Taylor Swift's album Lover is officially here — listen now
The pop star's seventh studio album is now available to stream, and physical copies will be in stores everywhere Friday, including deluxe editions of Lover available at Target and on her official website. The special editions feature 120 pages from Swift's personal diaries, which she's kept since she was 13, as well as an empty journal for fans to use, the CD, art, two voice memos, and the CD's booklet.
The album features more songs than any of Swift's previous albums, with 18 tracks, and clocks in at just over an hour long. The shortest track is "It's Nice to Have A Friend" at 2 minutes and 30 seconds, and the longest is "Daylight" at 4 minutes and 53 seconds.
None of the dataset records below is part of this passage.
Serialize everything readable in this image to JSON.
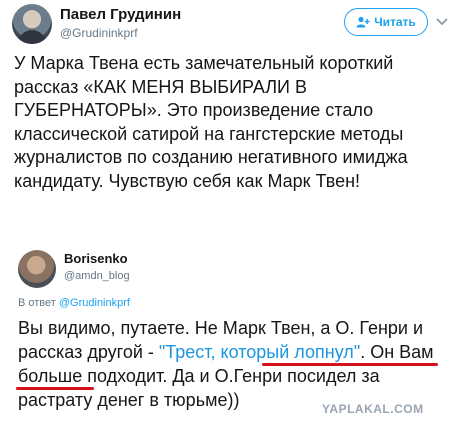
{
  "tweet": {
    "author_name": "Павел Грудинин",
    "author_handle": "@Grudininkprf",
    "follow_label": "Читать",
    "text": "У Марка Твена есть замечательный короткий рассказ «КАК МЕНЯ ВЫБИРАЛИ В ГУБЕРНАТОРЫ». Это произведение  стало классической сатирой на гангстерские методы журналистов по созданию негативного имиджа кандидату. Чувствую себя как Марк Твен!"
  },
  "reply": {
    "author_name": "Borisenko",
    "author_handle": "@amdn_blog",
    "context_prefix": "В ответ ",
    "context_mention": "@Grudininkprf",
    "text_before": "Вы видимо, путаете. Не Марк Твен, а О. Генри и рассказ другой - ",
    "link_text": "\"Трест, который лопнул\"",
    "text_after": ". Он Вам больше подходит. Да и О.Генри посидел за растрату денег в тюрьме))"
  },
  "watermark": "YAPLAKAL.COM",
  "colors": {
    "accent": "#1da1f2",
    "link": "#1b95e0",
    "highlight_underline": "#d6131b",
    "secondary_text": "#657786"
  },
  "icons": {
    "follow": "add-user-icon",
    "menu": "chevron-down-icon"
  }
}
Lover features two collaborations — "Me!" with Panic! at the Disco's Brendon Urie and "Soon You'll Get Better" with the Dixie Chicks — and features three entirely self-written songs (the last Swift album to feature such a song was 1989). <iframe allow="autoplay *; encrypted-media *;" frameborder="0" height="450" sandbox="allow-forms allow-popups allow-same-origin allow-scripts allow-storage-access-by-user-activation allow-top-navigation-by-user-activation" src="https://embed.music.apple.com/us/album/lover/1468058165" width="" class="" scrolling="no" allowfullscreen="" resize="0" replace_attributes="1" name=""></iframe>
In April, after a string of Easter eggs and hints — including a mysterious countdown on her website and social media, a butterfly mural in Nashville, and Instagram posts laced with hidden clues — Swift released her first single of the new era, "Me!" She followed this up with more live streams, slowly teasing out additional details. The release of the second single, the anti-hate anthem "You Need to Calm Down" followed, as did the song "The Archer," which is not an official single. She released the music video for the third single, "Lover," on Thursday.
Lover is Swift's first album to be released under her new deal with Universal Music Group. All of her previous six albums were released by Big Machine Records, which made headlines earlier this summer when Swift expressed public outrage that talent agent and music mogul Scooter Braun had bought the rights to her masters when he acquired her old label. Swift has since vowed to re-record her earlier songs to regain control of them.
The new album has a big, ahem, Reputation to live up to: Her sixth album sold 1.216 million copies in its first week of release in the U.S., becoming her fourth album to sell a million copies in the country during its first week (a feat unmatched by any other artist).